About 50 percent of those who have died after contracting COVID-19 have been individuals with preexisting conditions, reports Business Insider. Preexisting conditions that leave coronavirus patients more vulnerable include hypertension, diabetes, heart disease, all conditions that disproportionately affect African Americans. 

While more African American patients have died in major cities, coronavirus fatalities in cities with a high African American population have been hit extremely hard.

Chicago and Detroit have been labeled as growing COVID-19 hotspots due to the continued rise in confirmed cases and fatalities. 

President Donald J. Trump has referred to the health disparities as representing a “tremendous challenge” for the nation.

However, according to epidemiologist, Amber Gabrielle,  “there are quite a few ways structural and personal racism can negatively impact African Americans during the pandemic.”

While African Americans are only 14 percent of Michigan’s population, as of April 11, they have accounted for 33 percent of the 23,993 confirmed coronavirus cases and 40 percent of its 1,392 deaths.

In response to the statistics, Detroit has assembled a task force dedicated to improving racial disparities that leave minorities vulnerable during the pandemic.This task force will work to understand the cause of the disparities and begin to address them. 

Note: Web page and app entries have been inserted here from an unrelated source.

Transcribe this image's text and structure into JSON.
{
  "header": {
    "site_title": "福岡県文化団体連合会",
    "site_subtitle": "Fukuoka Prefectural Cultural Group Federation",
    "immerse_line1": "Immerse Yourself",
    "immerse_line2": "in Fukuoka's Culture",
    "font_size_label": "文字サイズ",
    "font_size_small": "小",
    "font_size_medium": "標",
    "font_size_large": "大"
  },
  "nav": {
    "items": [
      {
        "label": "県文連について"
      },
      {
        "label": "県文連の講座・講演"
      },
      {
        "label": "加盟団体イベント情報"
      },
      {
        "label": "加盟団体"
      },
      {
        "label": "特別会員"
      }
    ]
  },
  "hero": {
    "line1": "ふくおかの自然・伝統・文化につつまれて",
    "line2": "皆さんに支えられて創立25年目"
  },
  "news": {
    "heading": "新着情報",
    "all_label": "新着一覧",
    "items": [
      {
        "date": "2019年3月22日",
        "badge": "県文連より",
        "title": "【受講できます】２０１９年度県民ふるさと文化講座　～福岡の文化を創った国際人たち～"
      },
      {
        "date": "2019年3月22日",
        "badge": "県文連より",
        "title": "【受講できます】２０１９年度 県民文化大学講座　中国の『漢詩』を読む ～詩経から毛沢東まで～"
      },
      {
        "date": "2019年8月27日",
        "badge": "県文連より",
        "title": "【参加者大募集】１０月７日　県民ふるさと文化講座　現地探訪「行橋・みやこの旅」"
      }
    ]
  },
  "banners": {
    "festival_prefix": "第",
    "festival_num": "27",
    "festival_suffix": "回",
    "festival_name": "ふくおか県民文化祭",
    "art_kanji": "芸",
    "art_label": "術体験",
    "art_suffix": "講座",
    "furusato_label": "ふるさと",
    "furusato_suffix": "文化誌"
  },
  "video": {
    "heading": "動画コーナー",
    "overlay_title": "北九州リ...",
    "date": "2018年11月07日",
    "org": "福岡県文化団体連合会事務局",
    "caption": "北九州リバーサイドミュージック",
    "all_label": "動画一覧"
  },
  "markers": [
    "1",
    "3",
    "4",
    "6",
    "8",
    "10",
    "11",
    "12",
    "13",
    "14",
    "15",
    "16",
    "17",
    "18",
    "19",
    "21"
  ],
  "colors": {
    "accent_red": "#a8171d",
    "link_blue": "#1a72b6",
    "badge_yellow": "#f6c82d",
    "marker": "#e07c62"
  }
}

“This task force is going to come together — going to pull from different sectors from public health, medical professionals, faith leaders, community leaders lawmakers, we’re going to come together to have some quick interventions to respond to the pandemic,” said Lt. Governor Garlin Gilchrist.

Similarly, Chicago Mayor Lori Lightfoot reported that racial disparities are revealing themselves as African Americans account for 68 percent of the city’s 118 deaths and 52 percent of the roughly 5,000 confirmed coronavirus cases, despite making up just 30 percent of the city’s population, reported The Washington Post. 

Dying nearly six times the rate of their white counterparts, Lightfoot called these statistics “a call-to-action moment for all of us.”

Attempting to help aid the disparities Chicago has launched a public health education campaign focused on providing accurate health information to low income communities and sending a rapid-response team to communities heavily impacted by the virus. 

While task forces across the country will target low income communities facing disparities, many believe these task forces aren’t enough to address the root of the problem at hand. 

Looking toward the future, Gabrielle recommends that health information be made more accessible and articulated in “accessible prose” to ensure healthcare materials are better understood and thus easier to implement into daily routines to prevent exposure or spread of the virus.

“I don’t believe that most people are anti-information. I do think that we need crash courses on how to know what information is real and reputable, and what isn’t. We need to know how to read scientific papers. Racially biased mess we’ve been force-fed for centuries under the guise of “scientific proof” is NOT science,” said Gabrielle.

As the numbers of confirmed cases and deaths in the country rise exponentially, the racial disparities remain consistent with the disparities exhibited through the 1918 Spanish Flu pandemic and the 2009 Swine Flu pandemic.